After they controlled the situation, the Germans sent a few more transports to Treblinka. In November, the camp ended its activities – also because Operation Reinhardt itself, the plan to murder all Polish Jews, was coming to an end. In November 1943, the Germans demolished all the buildings, plowed the area and sowed lupine. About 800-900 thousand people were murdered in Treblinka. No trace was to be left after one of the greatest crimes in history.
Nearly 100 insurgents from Treblinka survived the war. Among them was Samuel Rajzman – a Polish farmer kept him in his home until the end of the war. After 1945, Rajzman went to France, then to Canada. For the second time in his life, he started a family. He testified in the trials of Treblinka commandants. He died in 1979 in Montreal. . The last participant in the rebellion, Samuel Willenberg, died in 2016.

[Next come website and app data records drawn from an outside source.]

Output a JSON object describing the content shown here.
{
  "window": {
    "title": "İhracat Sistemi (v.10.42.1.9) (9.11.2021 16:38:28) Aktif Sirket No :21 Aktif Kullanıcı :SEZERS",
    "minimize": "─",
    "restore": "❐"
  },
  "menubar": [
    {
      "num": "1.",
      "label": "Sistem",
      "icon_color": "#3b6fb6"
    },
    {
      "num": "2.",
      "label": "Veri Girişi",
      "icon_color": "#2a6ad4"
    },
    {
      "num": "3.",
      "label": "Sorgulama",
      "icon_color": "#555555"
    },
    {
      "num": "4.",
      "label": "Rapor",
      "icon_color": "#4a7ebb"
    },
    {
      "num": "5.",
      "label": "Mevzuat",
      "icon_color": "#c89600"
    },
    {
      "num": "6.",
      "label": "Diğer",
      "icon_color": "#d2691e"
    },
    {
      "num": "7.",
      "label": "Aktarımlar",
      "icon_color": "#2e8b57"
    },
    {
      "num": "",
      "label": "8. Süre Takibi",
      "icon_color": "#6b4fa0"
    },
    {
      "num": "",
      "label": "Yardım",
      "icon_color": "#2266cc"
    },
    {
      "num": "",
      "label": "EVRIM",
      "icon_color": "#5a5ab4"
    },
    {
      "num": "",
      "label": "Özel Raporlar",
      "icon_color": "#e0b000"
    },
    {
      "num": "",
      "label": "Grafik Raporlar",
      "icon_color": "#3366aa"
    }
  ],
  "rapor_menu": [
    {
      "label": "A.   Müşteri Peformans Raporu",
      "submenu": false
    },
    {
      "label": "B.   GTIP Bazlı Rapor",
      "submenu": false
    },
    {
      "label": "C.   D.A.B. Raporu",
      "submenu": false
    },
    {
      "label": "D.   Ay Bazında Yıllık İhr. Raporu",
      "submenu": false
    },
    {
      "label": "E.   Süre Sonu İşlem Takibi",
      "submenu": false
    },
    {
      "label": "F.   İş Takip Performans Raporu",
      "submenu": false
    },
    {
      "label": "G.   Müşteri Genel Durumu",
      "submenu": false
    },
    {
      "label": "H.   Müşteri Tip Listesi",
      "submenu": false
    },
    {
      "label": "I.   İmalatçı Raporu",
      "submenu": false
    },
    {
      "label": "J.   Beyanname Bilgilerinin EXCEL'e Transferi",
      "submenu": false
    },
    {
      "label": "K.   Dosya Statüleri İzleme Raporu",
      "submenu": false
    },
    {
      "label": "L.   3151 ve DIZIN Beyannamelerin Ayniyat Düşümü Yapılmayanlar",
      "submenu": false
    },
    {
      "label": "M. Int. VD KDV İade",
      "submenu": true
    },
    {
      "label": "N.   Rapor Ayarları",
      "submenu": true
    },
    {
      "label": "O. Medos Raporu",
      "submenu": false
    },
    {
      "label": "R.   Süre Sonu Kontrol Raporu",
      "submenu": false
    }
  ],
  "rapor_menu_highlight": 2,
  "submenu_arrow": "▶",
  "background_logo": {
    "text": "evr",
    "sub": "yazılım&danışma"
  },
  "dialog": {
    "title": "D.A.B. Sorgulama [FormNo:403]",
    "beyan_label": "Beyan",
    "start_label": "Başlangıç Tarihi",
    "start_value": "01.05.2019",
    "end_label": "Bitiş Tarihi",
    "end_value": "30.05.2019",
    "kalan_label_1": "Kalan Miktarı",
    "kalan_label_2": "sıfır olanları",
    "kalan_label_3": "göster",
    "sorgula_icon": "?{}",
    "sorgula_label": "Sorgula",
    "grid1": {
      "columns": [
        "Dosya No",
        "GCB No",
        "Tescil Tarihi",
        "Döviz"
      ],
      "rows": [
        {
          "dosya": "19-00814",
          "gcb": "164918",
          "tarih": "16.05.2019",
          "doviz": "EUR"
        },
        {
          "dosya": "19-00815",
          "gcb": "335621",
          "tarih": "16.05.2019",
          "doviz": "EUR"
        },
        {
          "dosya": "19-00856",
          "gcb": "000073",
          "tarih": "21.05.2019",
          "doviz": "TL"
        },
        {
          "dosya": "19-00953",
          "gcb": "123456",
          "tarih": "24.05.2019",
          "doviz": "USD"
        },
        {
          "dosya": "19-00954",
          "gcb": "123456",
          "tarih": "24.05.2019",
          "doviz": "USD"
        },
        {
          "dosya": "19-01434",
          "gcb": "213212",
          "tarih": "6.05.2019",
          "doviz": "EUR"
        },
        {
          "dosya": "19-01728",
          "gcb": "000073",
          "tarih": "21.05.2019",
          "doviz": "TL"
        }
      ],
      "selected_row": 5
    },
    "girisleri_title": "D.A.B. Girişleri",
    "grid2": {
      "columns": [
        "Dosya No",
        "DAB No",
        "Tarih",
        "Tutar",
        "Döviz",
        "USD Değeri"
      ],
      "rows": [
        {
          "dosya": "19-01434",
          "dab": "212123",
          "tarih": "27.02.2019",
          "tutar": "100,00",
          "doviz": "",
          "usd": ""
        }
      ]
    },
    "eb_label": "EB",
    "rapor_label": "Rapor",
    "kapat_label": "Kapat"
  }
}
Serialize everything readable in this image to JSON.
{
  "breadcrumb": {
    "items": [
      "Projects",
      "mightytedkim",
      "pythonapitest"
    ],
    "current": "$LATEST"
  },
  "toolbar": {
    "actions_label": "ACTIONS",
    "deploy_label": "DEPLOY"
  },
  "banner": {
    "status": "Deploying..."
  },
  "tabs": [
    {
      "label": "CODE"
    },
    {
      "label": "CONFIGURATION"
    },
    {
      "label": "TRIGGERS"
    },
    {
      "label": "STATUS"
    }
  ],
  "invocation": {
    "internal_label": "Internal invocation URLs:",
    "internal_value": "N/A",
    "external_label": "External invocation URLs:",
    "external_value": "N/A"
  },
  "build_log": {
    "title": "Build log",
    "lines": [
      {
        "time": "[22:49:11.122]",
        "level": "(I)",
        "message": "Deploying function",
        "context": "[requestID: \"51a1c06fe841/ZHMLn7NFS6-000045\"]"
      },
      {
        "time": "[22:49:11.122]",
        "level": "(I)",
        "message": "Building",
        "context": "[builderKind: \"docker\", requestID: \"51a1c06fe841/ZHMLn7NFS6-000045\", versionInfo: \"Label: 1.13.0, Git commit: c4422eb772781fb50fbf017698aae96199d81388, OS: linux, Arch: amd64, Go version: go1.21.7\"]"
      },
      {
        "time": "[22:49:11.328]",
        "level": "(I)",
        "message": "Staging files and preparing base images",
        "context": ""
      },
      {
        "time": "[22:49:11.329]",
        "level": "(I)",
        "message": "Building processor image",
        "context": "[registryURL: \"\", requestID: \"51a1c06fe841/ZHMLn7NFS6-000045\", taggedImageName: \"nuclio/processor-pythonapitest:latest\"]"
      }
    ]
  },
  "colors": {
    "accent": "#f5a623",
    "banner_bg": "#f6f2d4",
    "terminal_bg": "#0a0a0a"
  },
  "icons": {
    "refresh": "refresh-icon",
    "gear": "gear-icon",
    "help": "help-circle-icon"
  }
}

 Ilja Erenburg, Wasilij Grossman, Czarna księga [The Black Book], transl. Małgorzata Buchalik et al., ed. Joanna Nalewajko-Kulikov, introduction by Marek Radziwon, Warsaw 2020, p. 679-680.
 Basic information on the functioning of the camp can be found follows the website of Treblinka Museum: https://muzeumtreblinka.eu/informacje/treblinka-ii/, access 30.07.2021.
 Early estimates of the number of those murdered in Treblinka, e.g. in Grossman's account, amounted to 3 million victims. It is now known that this number fluctuated around 800-900,000 murdered.
 Original spelling, typical for reports from death camps written after the war.
 Samuel Rajzman, Samuel Rajzman – relacja [Samuel Rajzman – report] (Polish language only), JHI Archive, Central Jewish Library, access 30.07.2021. The spelling has been corrected and simplified in most places.
 A.S., Samuel Rajzman – więzień T2, Treblinka Museum, https://muzeumtreblinka.eu/informacje/rajzman-samuel/, access 30.07.2021.